### WORK TO COMPLETE
Where a line of the records contains the word "image", show that line.

####################

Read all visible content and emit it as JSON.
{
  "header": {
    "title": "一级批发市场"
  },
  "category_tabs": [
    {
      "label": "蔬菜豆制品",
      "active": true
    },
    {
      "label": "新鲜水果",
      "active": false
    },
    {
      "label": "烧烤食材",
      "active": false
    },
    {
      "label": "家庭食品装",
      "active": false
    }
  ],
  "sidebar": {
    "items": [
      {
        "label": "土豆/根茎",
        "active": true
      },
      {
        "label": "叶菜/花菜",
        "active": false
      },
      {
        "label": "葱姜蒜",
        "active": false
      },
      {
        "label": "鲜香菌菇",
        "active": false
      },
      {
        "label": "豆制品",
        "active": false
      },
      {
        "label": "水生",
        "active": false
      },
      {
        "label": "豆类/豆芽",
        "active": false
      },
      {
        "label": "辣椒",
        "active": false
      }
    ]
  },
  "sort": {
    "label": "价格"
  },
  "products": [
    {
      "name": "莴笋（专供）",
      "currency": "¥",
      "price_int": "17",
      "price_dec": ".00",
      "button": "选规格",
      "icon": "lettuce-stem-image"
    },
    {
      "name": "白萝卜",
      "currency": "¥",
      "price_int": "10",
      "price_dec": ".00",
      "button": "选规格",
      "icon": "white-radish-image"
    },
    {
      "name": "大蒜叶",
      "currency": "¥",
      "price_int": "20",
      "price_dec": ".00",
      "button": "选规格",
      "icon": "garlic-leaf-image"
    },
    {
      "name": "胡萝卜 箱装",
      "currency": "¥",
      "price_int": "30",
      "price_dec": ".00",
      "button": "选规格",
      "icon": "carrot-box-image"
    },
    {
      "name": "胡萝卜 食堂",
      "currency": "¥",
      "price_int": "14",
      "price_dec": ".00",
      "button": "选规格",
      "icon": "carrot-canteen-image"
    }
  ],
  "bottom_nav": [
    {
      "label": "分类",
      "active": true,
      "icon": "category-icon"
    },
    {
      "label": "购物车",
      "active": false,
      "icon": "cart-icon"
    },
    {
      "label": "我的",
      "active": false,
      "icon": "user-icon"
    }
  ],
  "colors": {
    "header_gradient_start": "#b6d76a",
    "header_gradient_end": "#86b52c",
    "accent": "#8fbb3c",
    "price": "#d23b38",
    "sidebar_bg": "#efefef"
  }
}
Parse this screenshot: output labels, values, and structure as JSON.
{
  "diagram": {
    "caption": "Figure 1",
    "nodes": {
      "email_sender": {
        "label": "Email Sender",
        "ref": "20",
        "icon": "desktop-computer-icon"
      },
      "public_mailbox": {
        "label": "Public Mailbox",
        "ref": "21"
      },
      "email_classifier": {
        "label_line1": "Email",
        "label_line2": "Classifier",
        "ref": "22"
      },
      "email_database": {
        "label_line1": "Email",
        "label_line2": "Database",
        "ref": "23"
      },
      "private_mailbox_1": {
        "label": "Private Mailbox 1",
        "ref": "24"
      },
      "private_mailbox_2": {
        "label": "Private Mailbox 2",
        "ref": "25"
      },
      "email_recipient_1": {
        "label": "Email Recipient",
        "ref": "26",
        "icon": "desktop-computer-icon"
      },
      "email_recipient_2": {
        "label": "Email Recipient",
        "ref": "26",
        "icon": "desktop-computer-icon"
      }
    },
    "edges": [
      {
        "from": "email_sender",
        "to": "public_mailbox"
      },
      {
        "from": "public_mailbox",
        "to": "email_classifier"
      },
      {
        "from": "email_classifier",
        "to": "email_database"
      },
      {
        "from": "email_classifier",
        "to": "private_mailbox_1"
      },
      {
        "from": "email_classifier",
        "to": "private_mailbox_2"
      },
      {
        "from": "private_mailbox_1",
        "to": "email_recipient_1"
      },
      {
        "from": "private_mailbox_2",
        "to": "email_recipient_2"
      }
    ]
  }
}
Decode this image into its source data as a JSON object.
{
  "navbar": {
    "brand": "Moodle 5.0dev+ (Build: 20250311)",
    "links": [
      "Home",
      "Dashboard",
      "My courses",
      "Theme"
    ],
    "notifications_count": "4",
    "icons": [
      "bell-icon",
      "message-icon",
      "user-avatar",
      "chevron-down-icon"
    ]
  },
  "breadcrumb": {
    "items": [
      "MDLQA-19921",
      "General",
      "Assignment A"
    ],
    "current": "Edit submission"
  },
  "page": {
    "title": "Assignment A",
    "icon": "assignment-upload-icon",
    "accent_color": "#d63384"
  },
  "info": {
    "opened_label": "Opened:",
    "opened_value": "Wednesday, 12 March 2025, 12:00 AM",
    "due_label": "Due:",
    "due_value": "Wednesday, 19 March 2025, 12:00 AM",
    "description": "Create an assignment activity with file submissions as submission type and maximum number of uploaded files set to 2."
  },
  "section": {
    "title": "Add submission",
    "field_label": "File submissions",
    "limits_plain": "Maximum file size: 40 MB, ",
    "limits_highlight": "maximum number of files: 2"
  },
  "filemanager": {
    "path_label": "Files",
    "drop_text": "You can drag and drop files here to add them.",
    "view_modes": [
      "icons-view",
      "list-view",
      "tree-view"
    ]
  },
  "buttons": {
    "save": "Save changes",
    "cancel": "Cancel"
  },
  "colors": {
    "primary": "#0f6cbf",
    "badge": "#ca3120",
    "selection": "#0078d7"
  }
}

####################

### SOLUTION FOR THIS EXERCISE
      "icon": "lettuce-stem-image"
      "icon": "white-radish-image"
      "icon": "garlic-leaf-image"
      "icon": "carrot-box-image"
      "icon": "carrot-canteen-image"
Decode this image into its source data as a JSON object.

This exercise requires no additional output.